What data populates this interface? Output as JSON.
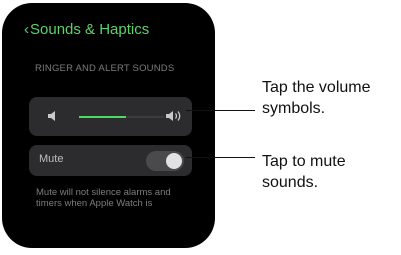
{
  "header": {
    "back_label": "Sounds & Haptics"
  },
  "ringer": {
    "section_label": "RINGER AND ALERT SOUNDS",
    "volume_level": 0.55
  },
  "mute": {
    "label": "Mute",
    "state": "off"
  },
  "footnote": "Mute will not silence alarms and timers when Apple Watch is",
  "callouts": {
    "volume": "Tap the volume symbols.",
    "mute": "Tap to mute sounds."
  },
  "colors": {
    "accent": "#5fd06a",
    "background": "#000000",
    "card": "#2c2c2e"
  }
}
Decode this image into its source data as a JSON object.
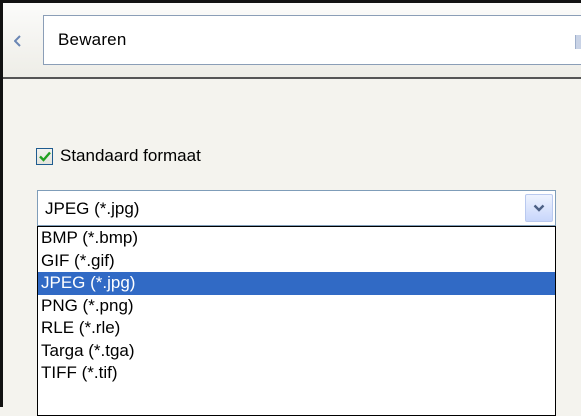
{
  "header": {
    "title": "Bewaren"
  },
  "checkbox": {
    "label": "Standaard formaat",
    "checked": true
  },
  "format_select": {
    "value": "JPEG (*.jpg)",
    "options": [
      "BMP (*.bmp)",
      "GIF (*.gif)",
      "JPEG (*.jpg)",
      "PNG (*.png)",
      "RLE (*.rle)",
      "Targa (*.tga)",
      "TIFF (*.tif)"
    ]
  },
  "colors": {
    "selection": "#316ac5",
    "checkmark": "#21a121",
    "combo_border": "#7f9db9"
  },
  "icons": {
    "nav_left": "chevron-left-icon",
    "combo_button": "chevron-down-icon",
    "checkbox": "checkmark-icon"
  }
}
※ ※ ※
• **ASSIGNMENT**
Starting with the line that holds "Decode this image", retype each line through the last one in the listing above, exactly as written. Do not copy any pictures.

• **TASK ANSWER**
Decode this image into its source data as a JSON object.
{
  "header": {
    "title": "Bewaren"
  },
  "checkbox": {
    "label": "Standaard formaat",
    "checked": true
  },
  "format_select": {
    "value": "JPEG (*.jpg)",
    "options": [
      "BMP (*.bmp)",
      "GIF (*.gif)",
      "JPEG (*.jpg)",
      "PNG (*.png)",
      "RLE (*.rle)",
      "Targa (*.tga)",
      "TIFF (*.tif)"
    ]
  },
  "colors": {
    "selection": "#316ac5",
    "checkmark": "#21a121",
    "combo_border": "#7f9db9"
  },
  "icons": {
    "nav_left": "chevron-left-icon",
    "combo_button": "chevron-down-icon",
    "checkbox": "checkmark-icon"
  }
}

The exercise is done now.